This week was christmas tree hunting time for the family.
I don't remember ever having a pre-cut Christmas tree in all my life; I know we did have pre-cuts, but I was far too young to recall those years. The main tradition in my family was going out and hunting down a tree, saw in hand, whining and bitching in full gear. And tripping. Lots of tripping. My parents were cool like that.
No, not that kind of tripping. Tripping over cut stumps, blackberry brambles and whatnot.
But the big reward came at the end:
cocoa (or hot apple cider).
Yes, we had cocoa at home, but it tasted so much better out of styrofoam cups with water that was so hot it would burn the upper layer of flesh from your tongue--including all taste buds, which meant you couldn't taste the damn cocoa anyway.
And candy canes. We went to the places that gave away the regular size candy canes; those were the best. I hate the tiny candy canes. We just tromped our asses out in the wet and cold and spent a fortune on a tree that is going to be put on the curb (or the woods out back) in two weeks, so you better give us freaking full size candy canes.
This is a family tradition that I have continued with my own family now. The kids usually bitch and moan, as they did at the pumpkin patch. I actually considered buying a pre-lit artificial tree this year because my neighbor has one, and it looks so good. I couldn't quite go there yet, however, and when I mentioned a fake tree, the kids flipped out, which was nice. It made me think that they really do appreciate the ritual of going out and finding The Perfect Tree for our Perfect Christmas.
We didn't get to the tree farm until 4pm, which meant we had 15 minutes of daylight left to find The Perfect Tree.
Here they are, the tallest of our troops, armed (with saw) and ready to find the one tree that meets Mom's criteria for The Perfect Tree.
Paige checks it out:
Wayne checks the needles (these are Grand Fir, my favorite christmas tree):
Maya wants a little tree:
But we're thinking more along these lines:
Paige thinks she's found The One:
Ha, ha, ha, ha... No.

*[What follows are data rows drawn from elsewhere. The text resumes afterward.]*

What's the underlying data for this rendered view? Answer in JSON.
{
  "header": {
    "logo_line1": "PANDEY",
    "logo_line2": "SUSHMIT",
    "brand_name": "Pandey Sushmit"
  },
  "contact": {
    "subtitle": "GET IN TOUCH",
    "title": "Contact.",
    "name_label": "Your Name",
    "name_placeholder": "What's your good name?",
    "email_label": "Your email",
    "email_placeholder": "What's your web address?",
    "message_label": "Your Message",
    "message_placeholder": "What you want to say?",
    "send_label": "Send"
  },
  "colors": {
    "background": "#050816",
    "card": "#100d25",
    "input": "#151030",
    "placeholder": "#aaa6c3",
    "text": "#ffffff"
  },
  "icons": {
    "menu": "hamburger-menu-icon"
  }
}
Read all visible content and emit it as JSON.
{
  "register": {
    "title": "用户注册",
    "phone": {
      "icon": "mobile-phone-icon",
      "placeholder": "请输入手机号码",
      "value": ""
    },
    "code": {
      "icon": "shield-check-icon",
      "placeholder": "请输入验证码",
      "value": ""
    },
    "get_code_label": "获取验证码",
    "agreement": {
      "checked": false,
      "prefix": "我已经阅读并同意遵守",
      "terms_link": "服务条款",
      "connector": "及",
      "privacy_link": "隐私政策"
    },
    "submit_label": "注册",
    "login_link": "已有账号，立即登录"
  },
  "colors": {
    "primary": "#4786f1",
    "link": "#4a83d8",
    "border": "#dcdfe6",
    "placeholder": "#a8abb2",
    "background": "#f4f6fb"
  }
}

Maya wishes her opinion counted. It doesn't. Yet. Actually, the only opinion that matters is mine.
Paige lecturing her younger sibs. As usual.
And this is what Brittani thinks:
This picture is, like, the one picture that could sum up my older kids:
Searching high; searching low:
Still no tree:
See how dark it was by the time we threw in the towel? We ended up buying one of the pre-cut trees that they had at the entrance to the tree farm. I almost cried because tradition is something I love, and change is something I detest.
We chose a 9-10' Noble Fir (a first for us) for $84.50. For a tree that we will toss out to the curb for the boy scouts to pick up the week after christmas. What a waste. The fake tree route 9with lights already placed in abundance on each branch) is looking better and better.
Getting the tree up is another blog altogether.
Happy Holiday, peops!